Chances are you are looking at this page because you or a family member may have been diagnosed as having TMJ syndrome.  You can relax.  Thousands of patients have been diagnosed and treated for TMJ with excellent results.  Others may have the syndrome, but have no idea that it can be treated.


On this page we address some of the most commonly asked questions and concerns about TMJ syndrome, as well as conservative methods of treatment. If you have further questions about diagnosis and treatment, please feel free to ask us.


What Is TMJ Syndrome?


Millions of Americans have it.  It's more common in women than men. Women are more affected between 20 and 40 but TMJ disorders can occur at any age.


The lower jaw (mandible) is attached to the skull by a joint on each side of the face, called the temporomandibular joint.  We refer to it as the TMJ.  Any number of problems associated with the chewing muscles, ligaments, bones or the joints can prevent the TMJ from functioning properly.  Hence, the term TMJ syndrome.




What Are The Symptoms Of TMJ Syndrome?


There are many signs and symptoms of TMJ syndrome, not all necessarily present in all cases.  Here are some of the most common:


    • Headaches, particularly present upon awakening, chewing hard or in the evenings
    • Tenderness of the jaw muscles
    • Pain in or around the ear, that often spreads to the face
    • Clicking, popping or grating sounds when opening or closing the mouth
    • Eye pain or visual disturbances
    • Fullness in the sinuses
    • Migraines
    • Pain or difficulty in chewing, yawning or opening wide
    • Jaws that "get stuck" or "lock"
    • Earache or pain when no infection is present
    • Dizziness or light headedness


Many people have sever migraines and are unaware that it could be caused by a "bad bite."


How Can I Be Sure I Have TMJ Syndrome?


The best way to diagnose TMJ syndrome is to rule out other possible causes of pain.  Diagnosis includes a thorough oral examination, medical history and X-rays.  Sometimes we also make casts (models) of your teeth, to obtain a record of your biting and chewing pattern.


What Causes TMJ Syndrome?


Disorders often result when the chewing muscles and the TMJ work incorrectly.  When this occurs, the muscles frequently cramp or go into spasm.  Sometimes the spasms become part of a cycle that results in tissue damage, pain and muscle tenderness.


Accidents, including injuries to the jaw, neck, or head, or even diseases such as arthritis may cause TMJ disorders.  The most common cause of TMJ syndrome is from an improper or bad bite.


Oral Habits (Grinding and Clenching)


People with TMJ symptoms tend to clench or grind their teeth.
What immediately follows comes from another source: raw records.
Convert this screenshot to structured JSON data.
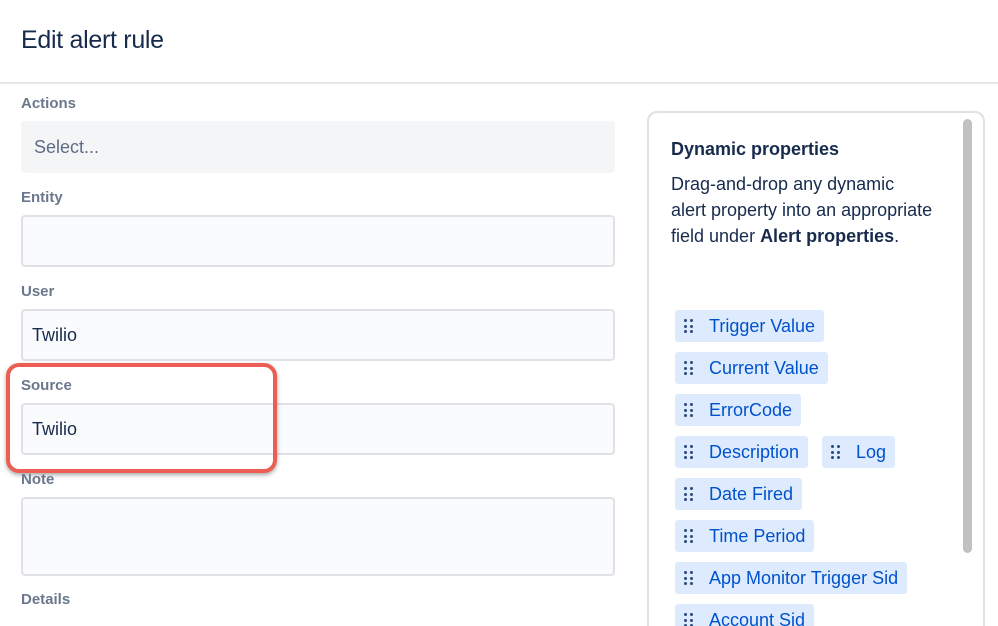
{
  "page": {
    "title": "Edit alert rule"
  },
  "form": {
    "actions": {
      "label": "Actions",
      "placeholder": "Select..."
    },
    "entity": {
      "label": "Entity",
      "value": ""
    },
    "user": {
      "label": "User",
      "value": "Twilio"
    },
    "source": {
      "label": "Source",
      "value": "Twilio"
    },
    "note": {
      "label": "Note",
      "value": ""
    },
    "details": {
      "label": "Details"
    }
  },
  "dynamic_panel": {
    "title": "Dynamic properties",
    "desc_part1": "Drag-and-drop any dynamic alert property into an appropriate field under ",
    "desc_bold": "Alert properties",
    "desc_part2": ".",
    "chips": [
      "Trigger Value",
      "Current Value",
      "ErrorCode",
      "Description",
      "Log",
      "Date Fired",
      "Time Period",
      "App Monitor Trigger Sid",
      "Account Sid"
    ]
  },
  "colors": {
    "highlight": "#ec5d54",
    "chip_bg": "#deebff",
    "chip_text": "#0052cc"
  }
}
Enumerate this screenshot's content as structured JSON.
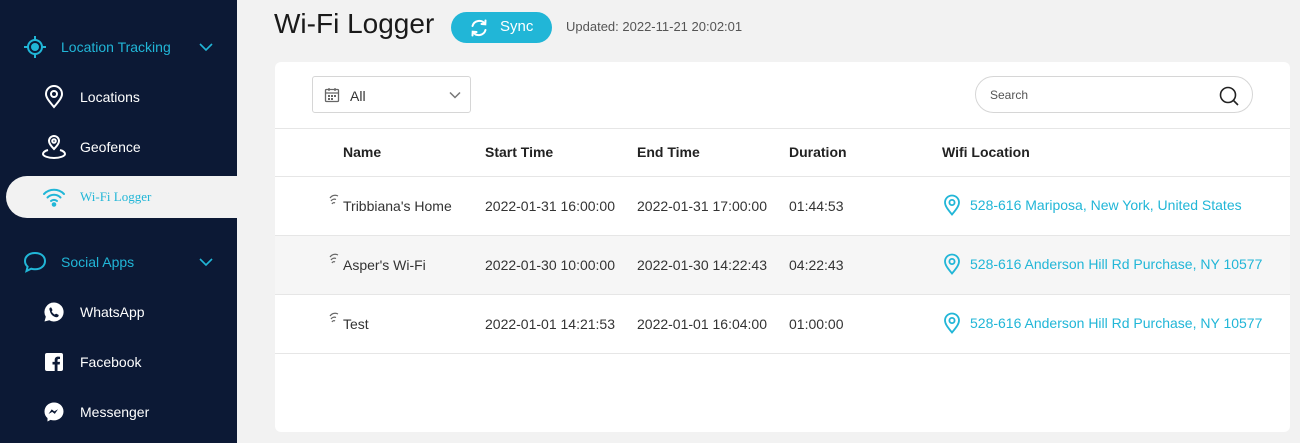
{
  "sidebar": {
    "items": [
      {
        "label": "Location Tracking",
        "icon": "crosshair-icon",
        "type": "section"
      },
      {
        "label": "Locations",
        "icon": "map-pin-icon"
      },
      {
        "label": "Geofence",
        "icon": "geofence-icon"
      },
      {
        "label": "Wi-Fi Logger",
        "icon": "wifi-icon",
        "active": true
      },
      {
        "label": "Social Apps",
        "icon": "chat-bubble-icon",
        "type": "section"
      },
      {
        "label": "WhatsApp",
        "icon": "whatsapp-icon"
      },
      {
        "label": "Facebook",
        "icon": "facebook-icon"
      },
      {
        "label": "Messenger",
        "icon": "messenger-icon"
      }
    ]
  },
  "header": {
    "title": "Wi-Fi Logger",
    "sync_label": "Sync",
    "updated": "Updated: 2022-11-21 20:02:01"
  },
  "filter": {
    "value": "All"
  },
  "search": {
    "placeholder": "Search"
  },
  "table": {
    "columns": [
      "Name",
      "Start Time",
      "End Time",
      "Duration",
      "Wifi Location"
    ],
    "rows": [
      {
        "name": "Tribbiana's Home",
        "start": "2022-01-31 16:00:00",
        "end": "2022-01-31 17:00:00",
        "duration": "01:44:53",
        "location": "528-616 Mariposa, New York, United States"
      },
      {
        "name": "Asper's Wi-Fi",
        "start": "2022-01-30 10:00:00",
        "end": "2022-01-30 14:22:43",
        "duration": "04:22:43",
        "location": "528-616 Anderson Hill Rd Purchase, NY 10577"
      },
      {
        "name": "Test",
        "start": "2022-01-01 14:21:53",
        "end": "2022-01-01 16:04:00",
        "duration": "01:00:00",
        "location": "528-616 Anderson Hill Rd Purchase, NY 10577"
      }
    ]
  },
  "colors": {
    "accent": "#21b6d7",
    "sidebar_bg": "#0c1935",
    "page_bg": "#f2f2f2"
  }
}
This is the only way Mother Nature can work on a bad bite. Sometimes patients clench their teeth together subconsciously.  Or they may actually grind (gnash) their teeth, usually at night.  The term for this is bruxism.  Clenching and grinding make the chewing muscles tired.  That's what causes them to go into spasm.  And spasms cause pain.


Improper Bite
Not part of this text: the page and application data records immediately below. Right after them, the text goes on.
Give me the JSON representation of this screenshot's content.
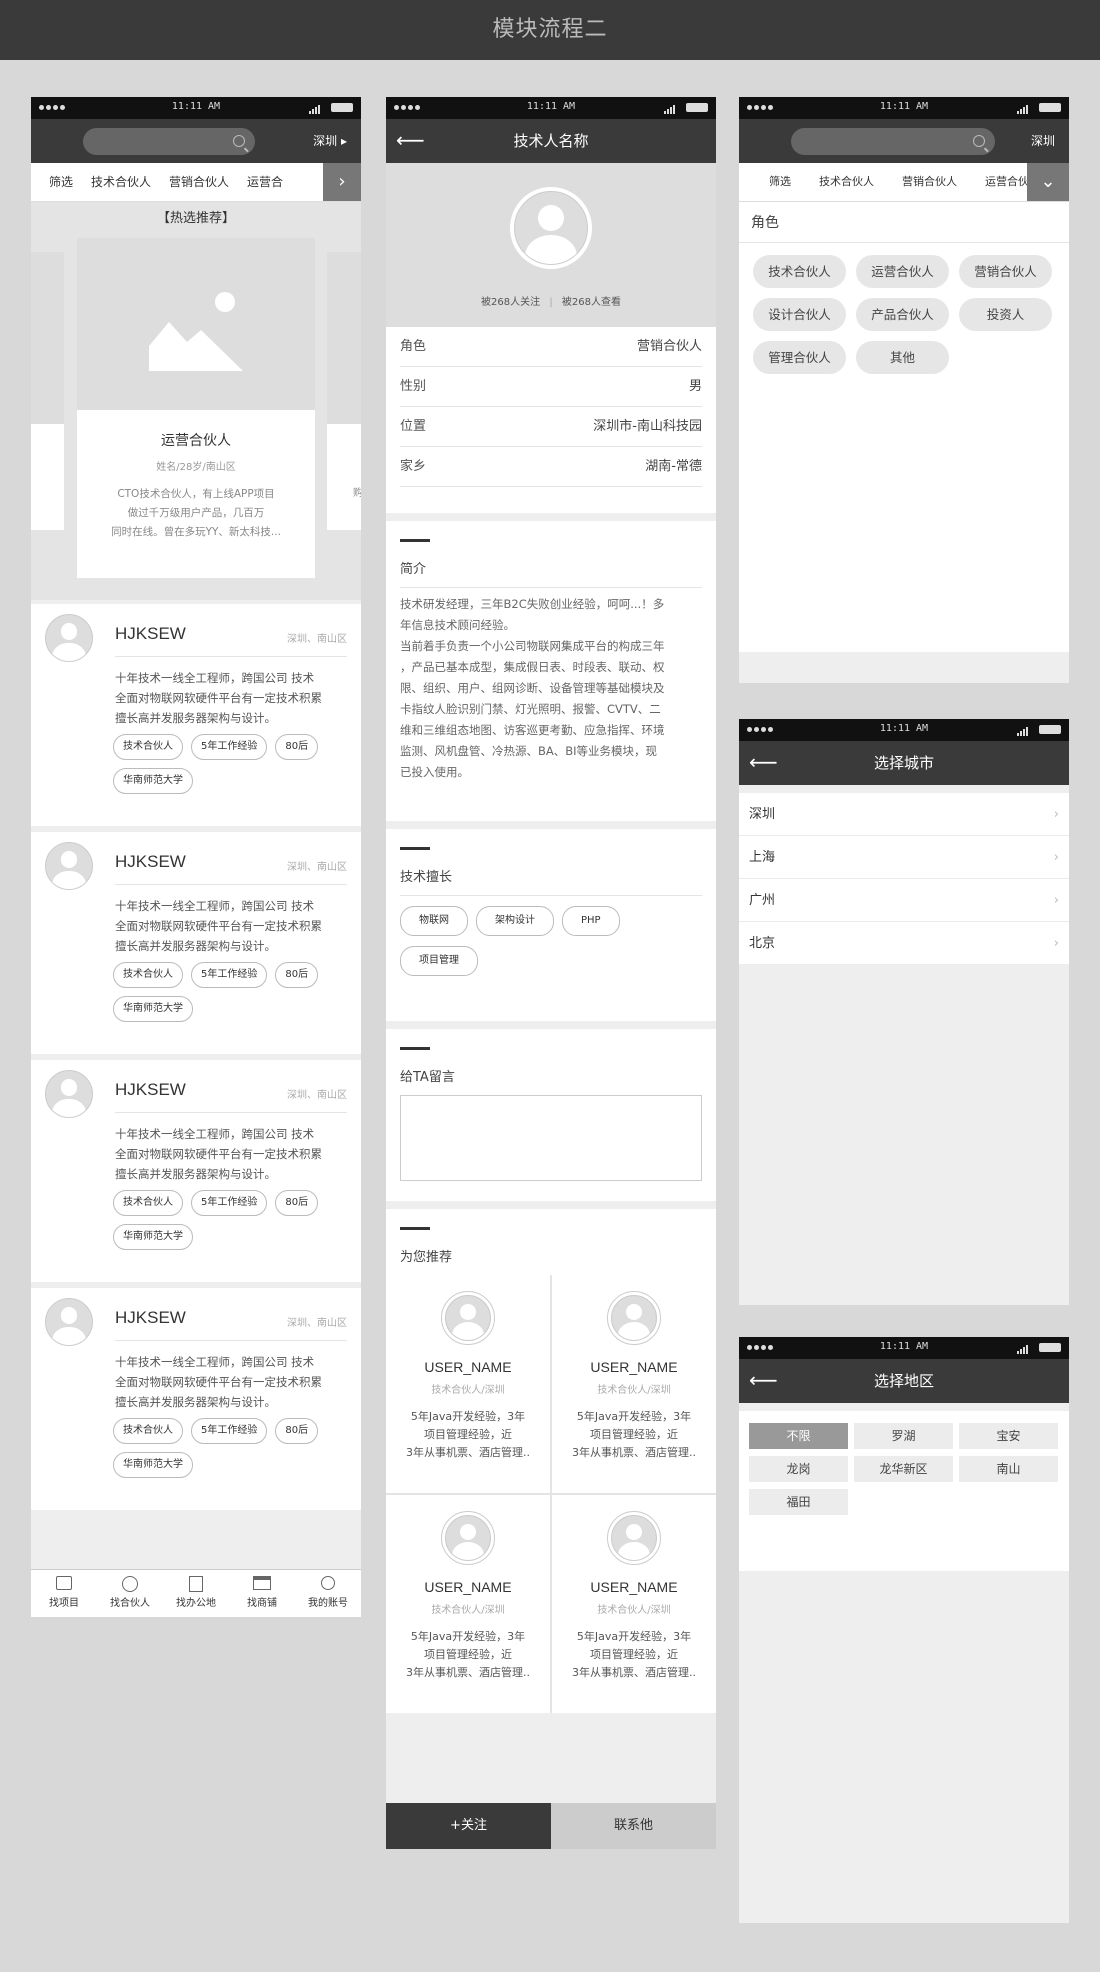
{
  "page_title": "模块流程二",
  "statusbar": {
    "time": "11:11 AM"
  },
  "screen1": {
    "city": "深圳",
    "tabs": [
      "筛选",
      "技术合伙人",
      "营销合伙人",
      "运营合"
    ],
    "hot_title": "【热选推荐】",
    "featured": {
      "role": "运营合伙人",
      "meta": "姓名/28岁/南山区",
      "desc1": "CTO技术合伙人，有上线APP项目",
      "desc2": "做过千万级用户产品，几百万",
      "desc3": "同时在线。曾在多玩YY、新太科技...",
      "side_text": "购"
    },
    "cards": [
      {
        "name": "HJKSEW",
        "loc": "深圳、南山区",
        "line1": "十年技术一线全工程师，跨国公司 技术",
        "line2": "全面对物联网软硬件平台有一定技术积累",
        "line3": "擅长高并发服务器架构与设计。",
        "tags": [
          "技术合伙人",
          "5年工作经验",
          "80后",
          "华南师范大学"
        ]
      },
      {
        "name": "HJKSEW",
        "loc": "深圳、南山区",
        "line1": "十年技术一线全工程师，跨国公司 技术",
        "line2": "全面对物联网软硬件平台有一定技术积累",
        "line3": "擅长高并发服务器架构与设计。",
        "tags": [
          "技术合伙人",
          "5年工作经验",
          "80后",
          "华南师范大学"
        ]
      },
      {
        "name": "HJKSEW",
        "loc": "深圳、南山区",
        "line1": "十年技术一线全工程师，跨国公司 技术",
        "line2": "全面对物联网软硬件平台有一定技术积累",
        "line3": "擅长高并发服务器架构与设计。",
        "tags": [
          "技术合伙人",
          "5年工作经验",
          "80后",
          "华南师范大学"
        ]
      },
      {
        "name": "HJKSEW",
        "loc": "深圳、南山区",
        "line1": "十年技术一线全工程师，跨国公司 技术",
        "line2": "全面对物联网软硬件平台有一定技术积累",
        "line3": "擅长高并发服务器架构与设计。",
        "tags": [
          "技术合伙人",
          "5年工作经验",
          "80后",
          "华南师范大学"
        ]
      }
    ],
    "nav": [
      "找项目",
      "找合伙人",
      "找办公地",
      "找商铺",
      "我的账号"
    ]
  },
  "screen2": {
    "title": "技术人名称",
    "follow_stat": "被268人关注",
    "view_stat": "被268人查看",
    "info": [
      {
        "k": "角色",
        "v": "营销合伙人"
      },
      {
        "k": "性别",
        "v": "男"
      },
      {
        "k": "位置",
        "v": "深圳市-南山科技园"
      },
      {
        "k": "家乡",
        "v": "湖南-常德"
      }
    ],
    "intro_title": "简介",
    "intro_lines": [
      "技术研发经理，三年B2C失败创业经验，呵呵...！多",
      "年信息技术顾问经验。",
      "当前着手负责一个小公司物联网集成平台的构成三年",
      "，产品已基本成型，集成假日表、时段表、联动、权",
      "限、组织、用户、组网诊断、设备管理等基础模块及",
      "卡指纹人脸识别门禁、灯光照明、报警、CVTV、二",
      "维和三维组态地图、访客巡更考勤、应急指挥、环境",
      "监测、风机盘管、冷热源、BA、BI等业务模块，现",
      "已投入使用。"
    ],
    "skills_title": "技术擅长",
    "skills": [
      "物联网",
      "架构设计",
      "PHP",
      "项目管理"
    ],
    "message_title": "给TA留言",
    "rec_title": "为您推荐",
    "recs": [
      {
        "name": "USER_NAME",
        "sub": "技术合伙人/深圳",
        "l1": "5年Java开发经验，3年",
        "l2": "项目管理经验，近",
        "l3": "3年从事机票、酒店管理.."
      },
      {
        "name": "USER_NAME",
        "sub": "技术合伙人/深圳",
        "l1": "5年Java开发经验，3年",
        "l2": "项目管理经验，近",
        "l3": "3年从事机票、酒店管理.."
      },
      {
        "name": "USER_NAME",
        "sub": "技术合伙人/深圳",
        "l1": "5年Java开发经验，3年",
        "l2": "项目管理经验，近",
        "l3": "3年从事机票、酒店管理.."
      },
      {
        "name": "USER_NAME",
        "sub": "技术合伙人/深圳",
        "l1": "5年Java开发经验，3年",
        "l2": "项目管理经验，近",
        "l3": "3年从事机票、酒店管理.."
      }
    ],
    "follow_btn": "+关注",
    "contact_btn": "联系他"
  },
  "screen3": {
    "city": "深圳",
    "tabs": [
      "筛选",
      "技术合伙人",
      "营销合伙人",
      "运营合伙"
    ],
    "role_title": "角色",
    "roles": [
      "技术合伙人",
      "运营合伙人",
      "营销合伙人",
      "设计合伙人",
      "产品合伙人",
      "投资人",
      "管理合伙人",
      "其他"
    ]
  },
  "screen4": {
    "title": "选择城市",
    "cities": [
      "深圳",
      "上海",
      "广州",
      "北京"
    ]
  },
  "screen5": {
    "title": "选择地区",
    "areas": [
      "不限",
      "罗湖",
      "宝安",
      "龙岗",
      "龙华新区",
      "南山",
      "福田"
    ]
  }
}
A bite in harmony with the joint will position the jaw in the proper place. Sometimes the teeth don't come together properly when you bite.  The general term for this is "malocclusion."  An improper bite may cause stress on your chewing muscles, and the TMJ syndrome prevails.



How Is TMJ Syndrome Treated?


We feel that conservative treatment is best. Because every patient is different, treatment also varies from patient to patient.


    1. The first step is to eliminate the muscle spasms and pain.  We recommend moist heat packs applied to the face, muscle massage and switching to a soft, non-chewy diet.  Sometimes mild muscle relaxant drugs and pain medication are prescribed.
    2. Correcting the way the teeth fit together is another technique for treating TMJ syndrome.
    3. An appliance may need to be fitted in the patients mouth to allow the joint to rest in a healthy position.  The appliance can place the joint and teeth in the correct position to being about healing and eliminate symptoms. Once the joint no longer hurts, the bite can be corrected using orthodontics, crowns, or a partial.
    4. Surgery is the final method of treating TMJ syndrome.  It may be used where muscle spasms have occurred for long periods of time, or where the joint, itself, may have become injured or arthritic.  Sometimes the bones and soft tissues of the TMJ may slip out of normal position as a result of an accident or injury, requiring surgical correction.


A Final Note...


Many patients have been successfully treated for TMJ syndrome, using the above techniques.  The first step is bringing to our attention any signs or symptoms of TMJ irregularities you may have noticed.  In many cases we can successfully and conservatively treat the symptoms associated with TMJ disorders.

HARKINS, HANCOCK & JOHNSTON DENTISTRY  |  11010 QUAKER AVE  |  LUBBOCK, TX 79424  |  (806) 797-6453